Assignment: Where a line of the entries holds the string "spring", copy that line.

Stored items:
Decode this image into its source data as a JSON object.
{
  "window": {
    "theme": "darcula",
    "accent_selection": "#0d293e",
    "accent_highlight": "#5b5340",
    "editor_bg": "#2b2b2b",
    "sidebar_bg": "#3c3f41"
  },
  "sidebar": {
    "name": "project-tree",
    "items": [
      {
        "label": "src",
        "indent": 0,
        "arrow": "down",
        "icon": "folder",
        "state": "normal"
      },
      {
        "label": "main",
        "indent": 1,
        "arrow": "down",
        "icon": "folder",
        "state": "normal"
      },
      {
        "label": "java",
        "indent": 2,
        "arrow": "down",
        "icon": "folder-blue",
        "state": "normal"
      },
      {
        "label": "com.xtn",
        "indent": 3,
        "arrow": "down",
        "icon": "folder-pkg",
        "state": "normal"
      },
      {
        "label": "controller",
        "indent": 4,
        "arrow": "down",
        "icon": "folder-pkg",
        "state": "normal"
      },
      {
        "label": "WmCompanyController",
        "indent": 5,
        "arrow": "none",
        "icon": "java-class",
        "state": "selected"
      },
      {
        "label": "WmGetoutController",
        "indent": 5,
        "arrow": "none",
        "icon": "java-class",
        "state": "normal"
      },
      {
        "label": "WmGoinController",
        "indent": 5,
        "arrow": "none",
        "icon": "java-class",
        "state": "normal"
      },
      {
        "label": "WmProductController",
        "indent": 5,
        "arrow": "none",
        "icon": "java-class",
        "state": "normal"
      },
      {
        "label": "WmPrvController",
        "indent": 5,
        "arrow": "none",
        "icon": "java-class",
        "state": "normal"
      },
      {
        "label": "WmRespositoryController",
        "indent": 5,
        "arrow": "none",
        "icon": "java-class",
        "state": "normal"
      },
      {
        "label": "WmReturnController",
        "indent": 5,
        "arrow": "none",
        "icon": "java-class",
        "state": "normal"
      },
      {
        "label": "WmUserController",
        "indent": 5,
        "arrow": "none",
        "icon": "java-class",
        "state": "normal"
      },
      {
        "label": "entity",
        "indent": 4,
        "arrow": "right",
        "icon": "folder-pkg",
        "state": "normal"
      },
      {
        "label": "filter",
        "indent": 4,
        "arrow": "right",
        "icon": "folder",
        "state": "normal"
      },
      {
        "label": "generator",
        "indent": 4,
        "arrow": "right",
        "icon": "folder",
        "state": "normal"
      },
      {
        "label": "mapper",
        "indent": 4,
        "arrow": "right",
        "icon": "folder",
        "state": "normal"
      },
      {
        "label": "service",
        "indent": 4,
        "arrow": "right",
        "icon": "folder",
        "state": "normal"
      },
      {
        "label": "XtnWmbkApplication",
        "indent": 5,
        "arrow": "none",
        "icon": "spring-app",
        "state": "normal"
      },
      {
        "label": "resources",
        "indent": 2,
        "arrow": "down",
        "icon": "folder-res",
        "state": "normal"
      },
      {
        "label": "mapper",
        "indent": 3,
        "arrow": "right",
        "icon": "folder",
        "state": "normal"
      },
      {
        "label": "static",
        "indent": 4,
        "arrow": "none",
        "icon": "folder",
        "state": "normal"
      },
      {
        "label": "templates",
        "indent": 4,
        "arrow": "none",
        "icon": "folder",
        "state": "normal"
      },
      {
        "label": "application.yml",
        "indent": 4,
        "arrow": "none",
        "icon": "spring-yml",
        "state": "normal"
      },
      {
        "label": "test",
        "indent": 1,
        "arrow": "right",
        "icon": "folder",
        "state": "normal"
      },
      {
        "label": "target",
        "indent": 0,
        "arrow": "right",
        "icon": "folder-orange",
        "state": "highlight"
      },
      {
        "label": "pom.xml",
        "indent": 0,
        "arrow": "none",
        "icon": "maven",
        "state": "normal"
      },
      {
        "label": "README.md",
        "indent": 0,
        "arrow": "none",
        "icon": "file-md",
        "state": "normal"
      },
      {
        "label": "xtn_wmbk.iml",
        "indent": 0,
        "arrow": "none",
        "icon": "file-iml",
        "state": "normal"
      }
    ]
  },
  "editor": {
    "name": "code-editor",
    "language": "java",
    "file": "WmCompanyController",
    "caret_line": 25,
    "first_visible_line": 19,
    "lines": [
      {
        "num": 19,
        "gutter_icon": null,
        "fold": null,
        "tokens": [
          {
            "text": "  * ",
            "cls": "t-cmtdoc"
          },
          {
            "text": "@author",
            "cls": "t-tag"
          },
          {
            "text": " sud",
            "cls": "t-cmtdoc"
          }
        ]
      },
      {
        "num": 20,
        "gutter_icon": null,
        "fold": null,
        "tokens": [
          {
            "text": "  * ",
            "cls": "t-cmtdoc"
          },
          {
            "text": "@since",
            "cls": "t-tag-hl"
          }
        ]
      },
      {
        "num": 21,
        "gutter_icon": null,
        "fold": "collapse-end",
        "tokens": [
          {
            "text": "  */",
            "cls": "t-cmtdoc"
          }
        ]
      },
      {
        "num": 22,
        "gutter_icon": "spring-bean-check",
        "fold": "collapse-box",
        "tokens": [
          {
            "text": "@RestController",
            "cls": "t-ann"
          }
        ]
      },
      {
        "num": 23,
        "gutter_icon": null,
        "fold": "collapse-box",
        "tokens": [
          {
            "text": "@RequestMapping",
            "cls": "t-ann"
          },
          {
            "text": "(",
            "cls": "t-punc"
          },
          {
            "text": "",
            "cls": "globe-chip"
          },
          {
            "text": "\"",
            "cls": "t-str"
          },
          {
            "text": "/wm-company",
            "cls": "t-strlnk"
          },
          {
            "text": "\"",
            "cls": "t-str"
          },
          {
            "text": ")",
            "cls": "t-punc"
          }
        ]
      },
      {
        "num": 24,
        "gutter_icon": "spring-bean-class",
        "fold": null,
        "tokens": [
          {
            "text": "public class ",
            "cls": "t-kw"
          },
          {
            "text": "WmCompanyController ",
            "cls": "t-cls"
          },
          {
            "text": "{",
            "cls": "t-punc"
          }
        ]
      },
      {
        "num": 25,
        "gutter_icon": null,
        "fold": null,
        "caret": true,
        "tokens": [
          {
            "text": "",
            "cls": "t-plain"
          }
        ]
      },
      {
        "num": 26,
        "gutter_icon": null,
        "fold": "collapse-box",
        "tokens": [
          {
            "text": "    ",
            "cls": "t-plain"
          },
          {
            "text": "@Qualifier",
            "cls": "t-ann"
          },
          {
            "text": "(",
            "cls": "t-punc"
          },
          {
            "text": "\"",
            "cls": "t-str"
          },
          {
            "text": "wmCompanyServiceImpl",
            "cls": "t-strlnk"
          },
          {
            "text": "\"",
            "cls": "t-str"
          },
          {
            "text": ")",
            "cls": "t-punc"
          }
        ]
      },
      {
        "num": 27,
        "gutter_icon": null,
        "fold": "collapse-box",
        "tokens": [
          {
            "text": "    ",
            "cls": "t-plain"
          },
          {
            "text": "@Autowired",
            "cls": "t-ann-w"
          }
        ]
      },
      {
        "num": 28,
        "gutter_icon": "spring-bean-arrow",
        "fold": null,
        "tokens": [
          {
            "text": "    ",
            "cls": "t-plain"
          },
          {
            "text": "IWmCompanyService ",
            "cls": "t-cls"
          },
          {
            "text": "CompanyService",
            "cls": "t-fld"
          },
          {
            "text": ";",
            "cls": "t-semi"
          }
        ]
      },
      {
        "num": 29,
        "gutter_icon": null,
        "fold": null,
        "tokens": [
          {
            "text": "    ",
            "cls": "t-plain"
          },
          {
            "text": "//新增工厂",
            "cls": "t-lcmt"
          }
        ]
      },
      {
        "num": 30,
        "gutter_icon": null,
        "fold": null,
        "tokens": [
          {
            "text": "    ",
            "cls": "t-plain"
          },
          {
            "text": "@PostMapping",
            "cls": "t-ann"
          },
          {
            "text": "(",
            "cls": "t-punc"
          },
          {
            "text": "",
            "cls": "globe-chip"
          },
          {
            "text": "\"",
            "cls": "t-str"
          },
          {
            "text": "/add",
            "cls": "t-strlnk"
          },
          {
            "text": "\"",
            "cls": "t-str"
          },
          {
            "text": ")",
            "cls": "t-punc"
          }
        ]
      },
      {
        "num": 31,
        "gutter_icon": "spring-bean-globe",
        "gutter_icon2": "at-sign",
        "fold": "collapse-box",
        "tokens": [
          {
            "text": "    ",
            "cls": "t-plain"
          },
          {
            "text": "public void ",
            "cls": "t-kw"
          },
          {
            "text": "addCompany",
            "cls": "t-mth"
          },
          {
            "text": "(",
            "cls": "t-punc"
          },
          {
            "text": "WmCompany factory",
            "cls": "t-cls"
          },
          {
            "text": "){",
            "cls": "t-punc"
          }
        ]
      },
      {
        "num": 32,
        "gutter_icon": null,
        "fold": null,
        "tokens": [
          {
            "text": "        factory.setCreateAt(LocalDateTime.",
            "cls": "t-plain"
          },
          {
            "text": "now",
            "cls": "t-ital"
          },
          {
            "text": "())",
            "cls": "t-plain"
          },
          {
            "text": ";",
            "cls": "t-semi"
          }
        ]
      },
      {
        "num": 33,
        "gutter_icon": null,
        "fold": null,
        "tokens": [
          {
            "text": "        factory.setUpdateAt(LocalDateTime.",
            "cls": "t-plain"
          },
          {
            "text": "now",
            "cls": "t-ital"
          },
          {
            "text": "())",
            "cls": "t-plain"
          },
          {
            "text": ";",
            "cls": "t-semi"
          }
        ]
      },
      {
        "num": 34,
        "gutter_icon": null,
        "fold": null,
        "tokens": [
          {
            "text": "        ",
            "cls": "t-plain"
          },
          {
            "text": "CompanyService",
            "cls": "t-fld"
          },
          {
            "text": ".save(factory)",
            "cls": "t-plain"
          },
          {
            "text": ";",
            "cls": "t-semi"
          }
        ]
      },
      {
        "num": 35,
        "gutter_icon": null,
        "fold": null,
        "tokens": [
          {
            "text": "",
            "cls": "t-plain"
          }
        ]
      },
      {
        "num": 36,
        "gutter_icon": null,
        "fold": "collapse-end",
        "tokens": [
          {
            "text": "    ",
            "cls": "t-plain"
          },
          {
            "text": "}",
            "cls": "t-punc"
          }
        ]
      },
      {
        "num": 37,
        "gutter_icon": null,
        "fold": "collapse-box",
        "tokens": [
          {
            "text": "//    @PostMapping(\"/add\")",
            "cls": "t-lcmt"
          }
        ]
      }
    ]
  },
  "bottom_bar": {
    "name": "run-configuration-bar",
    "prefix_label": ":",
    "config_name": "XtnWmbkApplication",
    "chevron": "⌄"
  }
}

Written solution:
        "icon": "spring-app",
        "icon": "spring-yml",
        "gutter_icon": "spring-bean-check",
        "gutter_icon": "spring-bean-class",
        "gutter_icon": "spring-bean-arrow",
        "gutter_icon": "spring-bean-globe",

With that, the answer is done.